The 330 million cubic meters of water impounded in Kerkebet Dam
The 330 million cubic meters of water impounded in Kerkebet Dam is expected to irrigate over 30,000 hectares of land that will transform Eritrea’s agriculture.

Highlighting the challenges encountered during the construction of the dam’s foundation, Eng. Kidane said that clearing the underground water and sedimentation and, generally, the excavation and cleaning process would have been not only demanding but the foundation would have been very shaky. For this reason, a decision was made to build the foundation through piles using a BG drilling machine that has a diameter of 80 cm.

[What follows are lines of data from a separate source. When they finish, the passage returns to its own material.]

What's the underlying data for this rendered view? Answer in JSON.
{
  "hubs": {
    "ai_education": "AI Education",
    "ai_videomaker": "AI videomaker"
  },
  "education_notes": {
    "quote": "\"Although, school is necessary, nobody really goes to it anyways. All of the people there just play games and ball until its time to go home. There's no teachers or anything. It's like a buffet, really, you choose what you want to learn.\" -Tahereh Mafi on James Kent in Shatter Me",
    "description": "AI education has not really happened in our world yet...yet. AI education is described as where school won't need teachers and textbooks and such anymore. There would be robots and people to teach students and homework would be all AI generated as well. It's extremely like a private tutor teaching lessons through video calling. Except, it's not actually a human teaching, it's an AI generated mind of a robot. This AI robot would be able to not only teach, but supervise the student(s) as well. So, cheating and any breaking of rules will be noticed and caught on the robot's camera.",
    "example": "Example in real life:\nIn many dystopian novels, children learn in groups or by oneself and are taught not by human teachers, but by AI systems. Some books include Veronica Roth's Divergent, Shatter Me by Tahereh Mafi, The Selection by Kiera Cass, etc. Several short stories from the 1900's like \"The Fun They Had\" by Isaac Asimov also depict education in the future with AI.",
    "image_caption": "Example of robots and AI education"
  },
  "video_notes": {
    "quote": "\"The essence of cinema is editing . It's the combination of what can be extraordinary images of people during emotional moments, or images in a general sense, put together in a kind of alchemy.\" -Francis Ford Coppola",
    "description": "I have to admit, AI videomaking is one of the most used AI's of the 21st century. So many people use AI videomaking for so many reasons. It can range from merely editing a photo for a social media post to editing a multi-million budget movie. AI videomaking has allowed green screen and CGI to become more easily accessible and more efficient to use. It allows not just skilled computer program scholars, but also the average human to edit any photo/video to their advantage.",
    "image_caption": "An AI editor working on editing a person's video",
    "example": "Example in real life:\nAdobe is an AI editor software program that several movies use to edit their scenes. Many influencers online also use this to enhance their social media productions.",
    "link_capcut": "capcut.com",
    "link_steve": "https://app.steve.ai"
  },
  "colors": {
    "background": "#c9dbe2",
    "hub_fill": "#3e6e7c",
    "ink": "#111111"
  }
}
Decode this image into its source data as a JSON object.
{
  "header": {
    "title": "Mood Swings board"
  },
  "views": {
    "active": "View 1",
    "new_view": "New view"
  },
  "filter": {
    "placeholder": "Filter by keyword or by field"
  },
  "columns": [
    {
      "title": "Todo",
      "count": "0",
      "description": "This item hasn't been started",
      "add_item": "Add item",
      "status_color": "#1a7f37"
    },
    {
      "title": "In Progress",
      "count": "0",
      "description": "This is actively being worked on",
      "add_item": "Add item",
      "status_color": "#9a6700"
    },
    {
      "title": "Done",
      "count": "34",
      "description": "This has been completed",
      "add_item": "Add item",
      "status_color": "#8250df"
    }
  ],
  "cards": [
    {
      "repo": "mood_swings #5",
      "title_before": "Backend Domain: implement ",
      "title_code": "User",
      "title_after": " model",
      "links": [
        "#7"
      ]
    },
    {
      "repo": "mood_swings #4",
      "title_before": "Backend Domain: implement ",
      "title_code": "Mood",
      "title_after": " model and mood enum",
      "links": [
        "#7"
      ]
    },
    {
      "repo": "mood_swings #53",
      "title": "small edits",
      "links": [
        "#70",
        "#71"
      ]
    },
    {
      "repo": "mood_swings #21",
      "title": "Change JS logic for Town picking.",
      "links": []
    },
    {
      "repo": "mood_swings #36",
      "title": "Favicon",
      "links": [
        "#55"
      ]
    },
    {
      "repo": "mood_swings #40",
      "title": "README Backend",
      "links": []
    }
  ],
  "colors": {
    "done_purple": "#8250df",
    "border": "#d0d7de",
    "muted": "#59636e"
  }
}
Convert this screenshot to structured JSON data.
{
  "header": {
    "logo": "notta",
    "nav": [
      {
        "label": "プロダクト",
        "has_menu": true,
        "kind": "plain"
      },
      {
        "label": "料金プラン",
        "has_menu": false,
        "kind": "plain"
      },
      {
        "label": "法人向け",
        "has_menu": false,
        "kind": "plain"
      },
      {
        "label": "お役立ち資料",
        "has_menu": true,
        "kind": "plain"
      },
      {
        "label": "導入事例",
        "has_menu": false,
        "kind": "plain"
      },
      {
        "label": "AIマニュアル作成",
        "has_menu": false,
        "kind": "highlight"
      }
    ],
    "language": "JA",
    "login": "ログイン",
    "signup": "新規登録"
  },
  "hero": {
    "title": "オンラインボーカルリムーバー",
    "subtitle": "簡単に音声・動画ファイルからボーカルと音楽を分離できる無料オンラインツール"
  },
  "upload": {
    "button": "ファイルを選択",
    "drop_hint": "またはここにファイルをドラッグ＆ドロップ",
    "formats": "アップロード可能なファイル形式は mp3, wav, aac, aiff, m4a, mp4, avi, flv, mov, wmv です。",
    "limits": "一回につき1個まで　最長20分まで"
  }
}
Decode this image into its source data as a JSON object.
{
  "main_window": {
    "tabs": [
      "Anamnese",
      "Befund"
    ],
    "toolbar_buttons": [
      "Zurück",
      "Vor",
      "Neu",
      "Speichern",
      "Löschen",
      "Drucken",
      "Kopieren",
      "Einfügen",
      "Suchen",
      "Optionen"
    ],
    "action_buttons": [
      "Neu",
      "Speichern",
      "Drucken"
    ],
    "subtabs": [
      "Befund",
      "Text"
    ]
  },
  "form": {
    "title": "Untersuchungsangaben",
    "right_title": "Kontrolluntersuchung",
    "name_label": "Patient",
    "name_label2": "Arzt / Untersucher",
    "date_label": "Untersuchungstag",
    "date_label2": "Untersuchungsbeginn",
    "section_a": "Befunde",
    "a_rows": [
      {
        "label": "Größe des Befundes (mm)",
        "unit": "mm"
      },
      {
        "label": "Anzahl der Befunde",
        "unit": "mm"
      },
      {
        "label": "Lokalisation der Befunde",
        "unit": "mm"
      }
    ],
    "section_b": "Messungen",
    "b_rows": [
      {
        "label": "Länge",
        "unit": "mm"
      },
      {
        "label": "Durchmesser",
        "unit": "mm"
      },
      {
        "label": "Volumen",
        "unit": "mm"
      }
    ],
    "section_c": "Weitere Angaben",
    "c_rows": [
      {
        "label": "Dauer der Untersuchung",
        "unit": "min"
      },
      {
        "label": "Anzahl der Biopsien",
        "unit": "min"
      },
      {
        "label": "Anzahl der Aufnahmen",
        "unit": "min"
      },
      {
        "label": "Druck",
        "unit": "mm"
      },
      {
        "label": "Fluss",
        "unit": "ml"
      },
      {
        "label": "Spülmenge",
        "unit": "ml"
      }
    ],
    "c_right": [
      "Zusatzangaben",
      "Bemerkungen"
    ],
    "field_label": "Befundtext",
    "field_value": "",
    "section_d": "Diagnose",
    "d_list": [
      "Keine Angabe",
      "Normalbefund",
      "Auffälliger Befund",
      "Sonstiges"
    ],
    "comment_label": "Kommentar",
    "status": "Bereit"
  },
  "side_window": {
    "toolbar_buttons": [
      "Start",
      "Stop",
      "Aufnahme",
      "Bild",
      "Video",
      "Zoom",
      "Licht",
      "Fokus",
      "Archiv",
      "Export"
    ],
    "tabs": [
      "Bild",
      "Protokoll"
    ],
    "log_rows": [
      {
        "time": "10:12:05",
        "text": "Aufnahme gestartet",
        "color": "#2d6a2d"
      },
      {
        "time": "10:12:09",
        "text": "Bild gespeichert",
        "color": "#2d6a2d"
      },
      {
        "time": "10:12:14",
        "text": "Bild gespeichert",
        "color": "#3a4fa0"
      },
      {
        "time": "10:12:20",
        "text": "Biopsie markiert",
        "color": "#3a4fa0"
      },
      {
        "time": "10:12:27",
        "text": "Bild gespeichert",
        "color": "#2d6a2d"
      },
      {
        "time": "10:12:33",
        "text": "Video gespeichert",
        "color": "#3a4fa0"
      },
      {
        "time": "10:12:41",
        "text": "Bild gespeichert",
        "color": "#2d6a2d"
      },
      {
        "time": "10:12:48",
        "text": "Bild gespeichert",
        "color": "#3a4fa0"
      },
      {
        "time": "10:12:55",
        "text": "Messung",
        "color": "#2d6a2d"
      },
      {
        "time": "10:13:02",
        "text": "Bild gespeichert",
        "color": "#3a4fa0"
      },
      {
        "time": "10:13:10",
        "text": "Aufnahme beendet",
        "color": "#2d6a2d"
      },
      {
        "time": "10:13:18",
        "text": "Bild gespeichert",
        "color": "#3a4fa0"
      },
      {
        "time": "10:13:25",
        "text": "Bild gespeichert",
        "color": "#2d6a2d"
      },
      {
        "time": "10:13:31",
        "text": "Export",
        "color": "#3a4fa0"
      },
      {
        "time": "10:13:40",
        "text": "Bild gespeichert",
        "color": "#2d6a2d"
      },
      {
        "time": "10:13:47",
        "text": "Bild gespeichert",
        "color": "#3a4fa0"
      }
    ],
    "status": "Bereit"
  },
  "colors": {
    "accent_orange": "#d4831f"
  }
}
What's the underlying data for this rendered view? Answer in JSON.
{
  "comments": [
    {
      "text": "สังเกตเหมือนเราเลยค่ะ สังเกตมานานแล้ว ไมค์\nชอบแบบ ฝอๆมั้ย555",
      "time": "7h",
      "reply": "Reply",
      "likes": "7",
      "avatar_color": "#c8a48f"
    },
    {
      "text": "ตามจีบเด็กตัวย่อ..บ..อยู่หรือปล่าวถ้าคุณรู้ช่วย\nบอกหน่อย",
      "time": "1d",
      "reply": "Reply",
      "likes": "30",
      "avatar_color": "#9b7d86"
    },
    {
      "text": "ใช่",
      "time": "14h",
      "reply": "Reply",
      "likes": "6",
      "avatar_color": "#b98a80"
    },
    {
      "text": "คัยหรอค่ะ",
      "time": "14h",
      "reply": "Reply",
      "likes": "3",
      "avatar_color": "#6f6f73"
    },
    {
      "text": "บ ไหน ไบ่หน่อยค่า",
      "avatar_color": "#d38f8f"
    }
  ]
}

Kerkebet water resource development project was initiated to make use of the vast fertile agricultural areas in the Kerkebet sub-zone. Barka River, which has an annual flow of over 300 million cubic meters, flows from the central highlands to the northwest of the Gash-Barka region.

Mr. Getachew Merhatsion, general manager of EMIC, said that the Kerkebet dam was constructed with a vision of cultivating around 26,463 hectares, which does not include the 2000 hectares of farmland in Afhimbol. So far, around 10,000 hectares have been leveled in Aamalait as the first step in preparation for the envisaged larger farm projects.

All infrastructures, including the building of the dam, that are needed for large scale farming, are put in place. Big water tanks that have a storage capacity of 20,000 cubic meters of water have been erected on high ground to pump water to the vast agricultural areas through gravity.

Kerkebet sub-zone is a very fertile area conducive to the cultivation of all kinds of cereals and oilseeds. Getachew said that around 18 species of sugar cane have been planted to multiply them for use in a variety of soils. The pilot project has shown a remarkable outcome of up to 21 Brix of sugar content per hectare.

Good harvest has also been obtained from cotton and groundnut plantations. Groundnuts cultivated in other areas of the country have a yield of 38 to 45 shots while that of Kerkebet is 75 to 80 shots, a testament to the fertility of the area.

Kerkebet dam
Partial view of Kerkebet dam.

The 330 million cubic meters of water impounded in Kerkebet can transform Eritrea’s agriculture. Getachew said that by growing wheat alone, it is possible to grow the economy not only by saving foreign currency through import substitution but also by developing dairy farms through animal feed made from the byproducts of wheat.

Similarly, the cotton plantation will pave a way for the development of cotton processing plants while the cultivation of oilseeds will open a venue for the development of food processing plants. These will lead to agro-industrialization.

The design and construction of the dam demanded highly coordinated teamwork, which is critical for its safety and sustainability. The concrete part of the dam was constructed by Keyih-Bahri Construction Company while the earth embankment was constructed by Bidho General Construction Company.

The teamwork and commitment of all who participated in the construction of the dam have made the birth of the enormous lake a reality.